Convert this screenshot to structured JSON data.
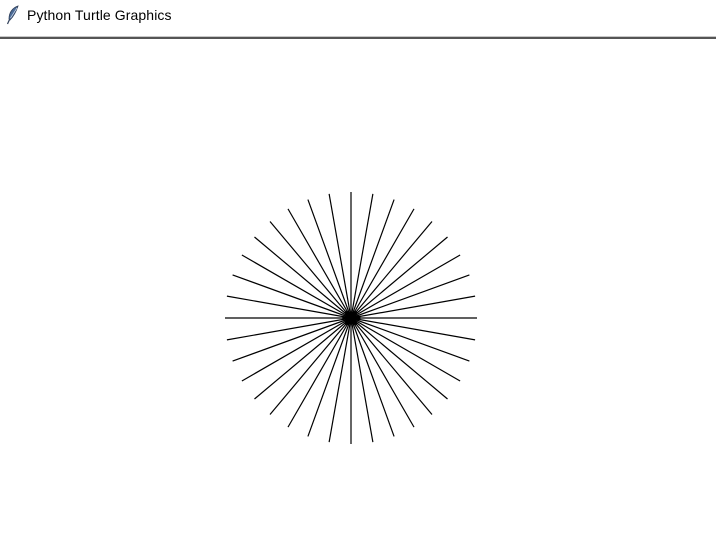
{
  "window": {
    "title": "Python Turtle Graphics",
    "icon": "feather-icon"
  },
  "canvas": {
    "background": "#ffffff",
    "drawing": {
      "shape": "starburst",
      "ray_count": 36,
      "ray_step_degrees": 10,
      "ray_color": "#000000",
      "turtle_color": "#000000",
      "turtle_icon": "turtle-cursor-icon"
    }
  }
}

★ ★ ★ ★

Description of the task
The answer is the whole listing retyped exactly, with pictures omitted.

Completed task
Convert this screenshot to structured JSON data.
{
  "window": {
    "title": "Python Turtle Graphics",
    "icon": "feather-icon"
  },
  "canvas": {
    "background": "#ffffff",
    "drawing": {
      "shape": "starburst",
      "ray_count": 36,
      "ray_step_degrees": 10,
      "ray_color": "#000000",
      "turtle_color": "#000000",
      "turtle_icon": "turtle-cursor-icon"
    }
  }
}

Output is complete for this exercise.